However the whole thing seems slightly dated. You might well see send-ups of Bruce Forsyth or stereotyped Northerners on Hale and Pace, and the sketch about a 16-year-old signing on ignores the fact that this can‘t be done any more. Amusing it may be. but at the cutting edge of comedy it ain‘t. (Frances Cornford)
I The Electronic Dark Age (Fringe), The Roxy (Venue 27) 650 8499, until 29 Aug (not Sun),
9. 15pm. £4.50 (£3).
V THEATRE COUPLES
Unabashed admission: 1 am a Hunter/Smith virgin and so cannot tell you how much of this is new. Russell Hunter and Una McLean, present a rash of mildly tawdry marriage jokes you’ve already heard, love poetry (reworked Rabbie and improv with McGonagall), enkilting lessons for sassenachs, and a charming take on I George Burns and Gracie Allen. An older Scots audience ﬁnds all this very funny and, to be sure, it is. My only objection is tothe all-too-frequent and predictable presence of John Knox and Mary 008 at regular intervals. Must be that time again. (Wes Shrum)

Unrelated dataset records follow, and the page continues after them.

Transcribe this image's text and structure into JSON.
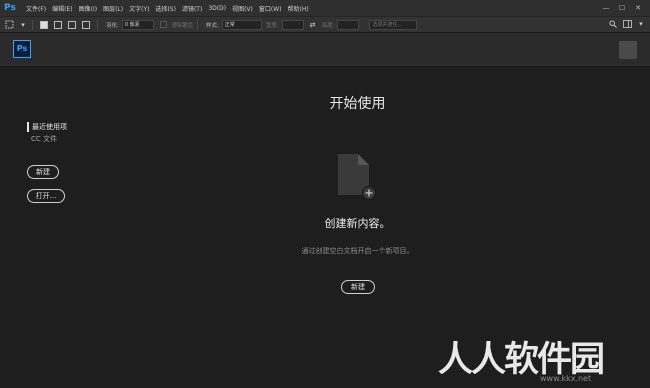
{
  "app": {
    "logo_text": "Ps",
    "menu": [
      "文件(F)",
      "编辑(E)",
      "图像(I)",
      "图层(L)",
      "文字(Y)",
      "选择(S)",
      "滤镜(T)",
      "3D(D)",
      "视图(V)",
      "窗口(W)",
      "帮助(H)"
    ],
    "window_controls": [
      "—",
      "☐",
      "✕"
    ]
  },
  "toolbar": {
    "feather_label": "羽化:",
    "feather_value": "0 像素",
    "antialias_label": "消除锯齿",
    "style_label": "样式:",
    "style_value": "正常",
    "width_label": "宽度:",
    "height_label": "高度:",
    "select_mask_label": "选择并遮住..."
  },
  "sidebar": {
    "recent_label": "最近使用项",
    "cc_files_label": "CC 文件",
    "new_button": "新建",
    "open_button": "打开..."
  },
  "main": {
    "title": "开始使用",
    "heading": "创建新内容。",
    "description": "通过创建空白文档开启一个新项目。",
    "new_button": "新建"
  },
  "watermark": {
    "text": "人人软件园",
    "url": "www.kkx.net"
  },
  "colors": {
    "accent": "#31a8ff",
    "background": "#1e1e1e"
  }
}
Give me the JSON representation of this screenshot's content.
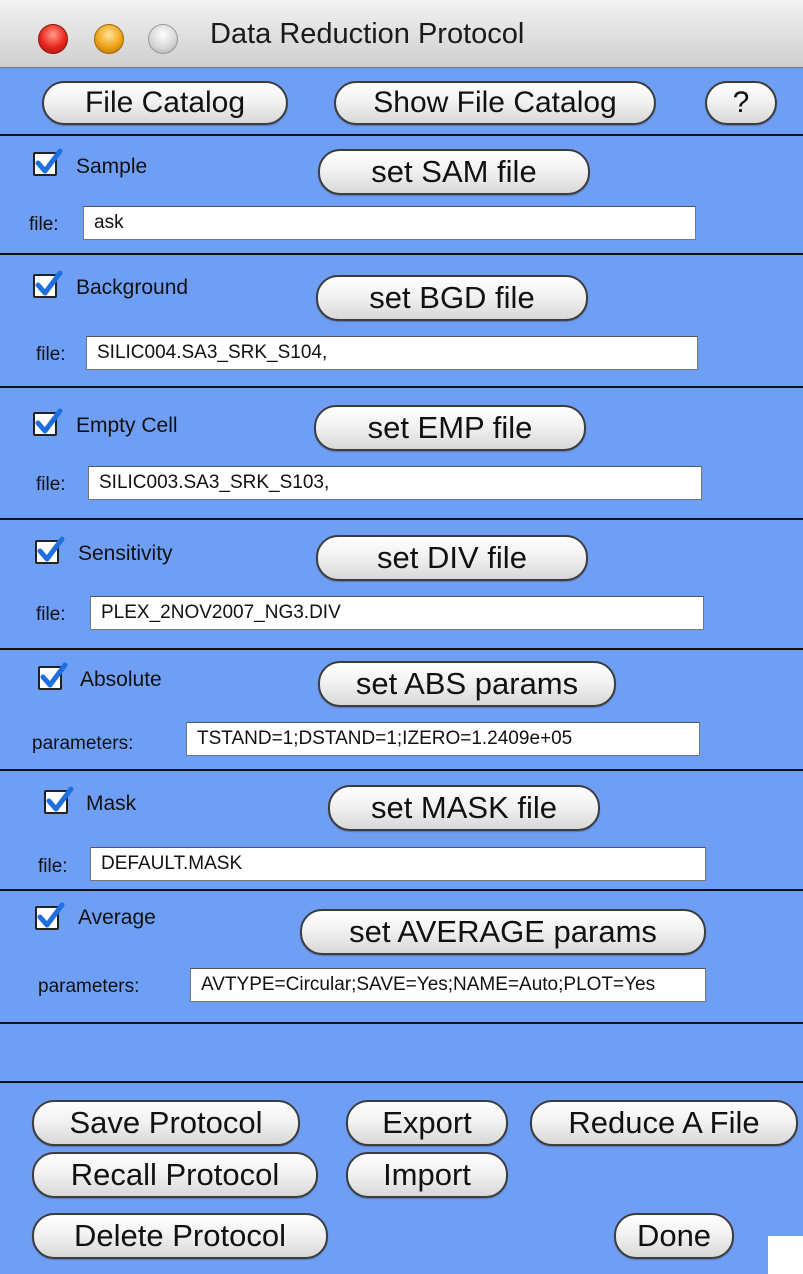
{
  "window": {
    "title": "Data Reduction Protocol"
  },
  "toolbar": {
    "file_catalog": "File Catalog",
    "show_file_catalog": "Show File Catalog",
    "help": "?"
  },
  "sections": [
    {
      "check_label": "Sample",
      "checked": true,
      "button": "set SAM file",
      "field_label": "file:",
      "value": "ask"
    },
    {
      "check_label": "Background",
      "checked": true,
      "button": "set BGD file",
      "field_label": "file:",
      "value": "SILIC004.SA3_SRK_S104,"
    },
    {
      "check_label": "Empty Cell",
      "checked": true,
      "button": "set EMP file",
      "field_label": "file:",
      "value": "SILIC003.SA3_SRK_S103,"
    },
    {
      "check_label": "Sensitivity",
      "checked": true,
      "button": "set DIV file",
      "field_label": "file:",
      "value": "PLEX_2NOV2007_NG3.DIV"
    },
    {
      "check_label": "Absolute",
      "checked": true,
      "button": "set ABS params",
      "field_label": "parameters:",
      "value": "TSTAND=1;DSTAND=1;IZERO=1.2409e+05"
    },
    {
      "check_label": "Mask",
      "checked": true,
      "button": "set MASK file",
      "field_label": "file:",
      "value": "DEFAULT.MASK"
    },
    {
      "check_label": "Average",
      "checked": true,
      "button": "set AVERAGE params",
      "field_label": "parameters:",
      "value": "AVTYPE=Circular;SAVE=Yes;NAME=Auto;PLOT=Yes"
    }
  ],
  "footer": {
    "save_protocol": "Save Protocol",
    "export": "Export",
    "reduce_a_file": "Reduce A File",
    "recall_protocol": "Recall Protocol",
    "import": "Import",
    "delete_protocol": "Delete Protocol",
    "done": "Done"
  },
  "colors": {
    "panel": "#6f9ff5",
    "separator": "#111111",
    "check": "#1f6fe0"
  }
}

I Couples (Fringe) Cacciatore Fabbro. Stockbridge House (Venue 29) until 5 Sept (not 23, 30) 8pm, £5.
The List 21 — 27 August 1992 47